How to blur the background? This is perhaps one of the initial questions everyone asks after buying a new DSLR camera. There are many photography enthusiasts who buy a DSLR camera just because it allows to blur the background, though it is really important to learn how you can achieve that.
The background blue effect or the bokeh effect (technical term) makes the subject stand out by making everything in front and at the back of the subject out of focus. You can always get the desired blur effect using various editing software such as Adobe Photoshop, but capturing it in-camera is far better.
Depth of field controls the amount of blur in your background
The amount of blur in your background depends on how shallow the depth of field is. Shallow depth of field results in blur background effect whereas deep depth of field makes the subject as well as the background well focused. The depth of field in your photo depends on three factors.
What is Depth of Field?
The depth of field is the area that lies in front of and behind the subject, which appears to be in focus. In simple language, when you set the focus on a particular subject, there is some area in front and behind the subject that is acceptably sharp and in focus. This area which appears to be in focus is known as the depth of field.
A photo with shallow depth of field will have a narrow area in front and behind the subject which will be in focus, which means the background and the foreground will have more of blurry effect. Similarly, a photo with deep depth of field will have a wide area in front and behind the subject which will be in focus, which means that the background and the foreground will have less of blurry effect and will appear in focus.
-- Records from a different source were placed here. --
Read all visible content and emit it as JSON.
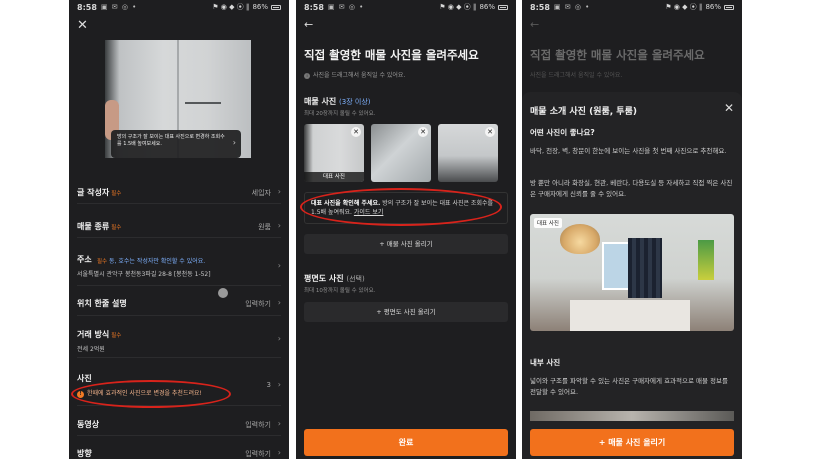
{
  "status_bar": {
    "time": "8:58",
    "left_icons": "▣ ✉ ◎ •",
    "right_icons": "⚑ ◉ ◆ ⦿ ∥",
    "battery": "86%"
  },
  "screen1": {
    "photo_tooltip": "방의 구조가 잘 보이는 대표 사진으로 변경하 조회수를 1.5배 높여보세요.",
    "rows": [
      {
        "label": "글 작성자",
        "required": "필수",
        "value": "세입자"
      },
      {
        "label": "매물 종류",
        "required": "필수",
        "value": "원룸"
      },
      {
        "label": "주소",
        "required": "",
        "sub_prefix": "필수",
        "sub_blue": "동, 호수는 작성자만 확인할 수 있어요.",
        "sub2": "서울특별시 관악구 봉천동3파길 28-8 [봉천동 1-52]"
      },
      {
        "label": "위치 한줄 설명",
        "required": "",
        "value": "입력하기"
      },
      {
        "label": "거래 방식",
        "required": "필수",
        "sub2": "전세 2억원"
      },
      {
        "label": "사진",
        "required": "",
        "value": "3",
        "warning": "한때에 효과적인 사진으로 변경을 추천드려요!"
      },
      {
        "label": "동영상",
        "required": "",
        "value": "입력하기"
      },
      {
        "label": "방향",
        "required": "",
        "value": "입력하기"
      }
    ]
  },
  "screen2": {
    "title": "직접 촬영한 매물 사진을 올려주세요",
    "hint": "사진을 드래그해서 움직일 수 있어요.",
    "photo_section": {
      "title": "매물 사진",
      "accent": "(3장 이상)",
      "sub": "최대 20장까지 올릴 수 있어요."
    },
    "thumb_tag": "대표 사진",
    "notice_bold": "대표 사진을 확인해 주세요.",
    "notice_text": "방의 구조가 잘 보이는 대표 사진은 조회수를 1.5배 높여줘요.",
    "notice_link": "가이드 보기",
    "upload_photo_button": "+ 매물 사진 올리기",
    "floor_section": {
      "title": "평면도 사진",
      "muted": "(선택)",
      "sub": "최대 10장까지 올릴 수 있어요."
    },
    "upload_floor_button": "+ 평면도 사진 올리기",
    "done_button": "완료"
  },
  "screen3": {
    "title": "직접 촬영한 매물 사진을 올려주세요",
    "hint": "사진을 드래그해서 움직일 수 있어요.",
    "sheet_title": "매물 소개 사진 (원룸, 투룸)",
    "q1": "어떤 사진이 좋나요?",
    "p1": "바닥, 천장, 벽, 창문이 한눈에 보이는 사진을 첫 번째 사진으로 추천해요.",
    "p2": "방 뿐만 아니라 화장실, 현관, 베란다, 다용도실 등 자세하고 직접 찍은 사진은 구매자에게 신뢰를 줄 수 있어요.",
    "photo_tag": "대표 사진",
    "q2": "내부 사진",
    "p3": "넓이와 구조를 파악할 수 있는 사진은 구매자에게 효과적으로 매물 정보를 전달할 수 있어요.",
    "upload_button": "+ 매물 사진 올리기"
  },
  "colors": {
    "background": "#1e1e20",
    "accent_orange": "#f2711c",
    "highlight_red": "#d8231b",
    "link_blue": "#7fb2ff"
  },
  "icons": [
    "close-icon",
    "back-arrow-icon",
    "chevron-right-icon",
    "info-icon",
    "warning-icon",
    "plus-icon",
    "remove-photo-icon",
    "battery-icon"
  ]
}
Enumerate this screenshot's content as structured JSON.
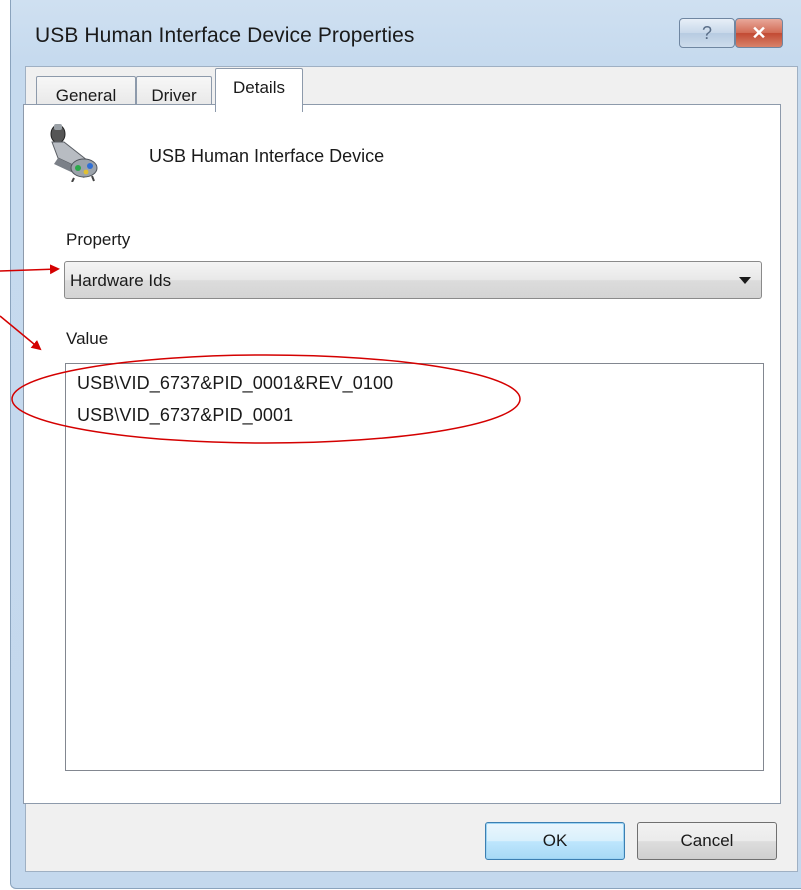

Example of shallow depth of field:
Example of deep depth of field:
What are the factors affecting Depth of Field?
You must have heard a lot that the depth of field is controlled by changing the aperture f-stop value, which is true. But this is not the only factor which controls the depth of field, in total, there are three factors affecting depth of field:
a. Aperture f-stop value
b. The Focal length of the lens
c. Camera-to-subject distance
How does aperture affect the Depth of Field?
Aperture is one of the most-known factors which controls the depth of field. The easiest way to understand this is, the lesser the aperture value, the shallower will be the depth of field which is ideal if you need to create blur effect in portraits and macro photography.
- The smaller the f-stop number = the bigger will be the aperture opening = the shallower the depth of field (more blur effect)
- The higher the f-stop number = the smaller will be the aperture opening = the deeper the depth of field (less blur effect)
NOTE: Changing the aperture value will also affect the shutter speed. Reducing the aperture value will increase the shutter speed and increasing the aperture value will decrease the shutter speed.
How does focal length affect the Depth of Field?
As we all know, using a longer focal length lets us go closer to the subject, and using a shorter focal length lets us capture wider frame. This is not the only use of using different focal lengths.
By using a longer focal length, you can reduce the depth of field and achieve bokeh in the background as well as the foreground.
Example: This approach can be used in a situation when you want deep depth of field, but you do not want to increase the aperture value as the shutter speed will decrease. What you can do is use a wider focal length in order to increase the area which is in focus in front and behind the subject.
How does camera-to-subject distance affect the Depth of Field?
Camera-to-subject distance is basically the distance between your camera and the subject on which you would be locking the focus on. The closer your take your camera to the subject, the area in focus in front and behind the subject will keep on reducing, thus resulting in shallower depth of field. When you take your camera farther from the subject, the area in focus in front and behind the subject will keep on increasing, resulting is deeper depth of field.
This approach can be ideal when you are using the kit lens (18-55mm f/3.5-5.6) on 55mm to click a flower and the minimum aperture value you can use is f/5.6. As you can not use a smaller aperture value, in order to get shallower depth of field you can move closer to the flower. This will help you isolate the flower from the background and achieve more bokeh.
Example: As you can see in the images below, the photo which has been clicked from as closer distance has shallower depth of field as compared to the photo clicked from distance.
In order to get maximum background blur, you need to make sure that you use the smallest possible aperture value on your lens. Furthermore, You would need a lens with longer focal length, anything more than 85 mm would be ideal. You also need to make sure that you move closer to the subject in order to reduce the distance between the camera and the subject. All these three practices would result in maximum possible blur effect, thus separating your subject from the background.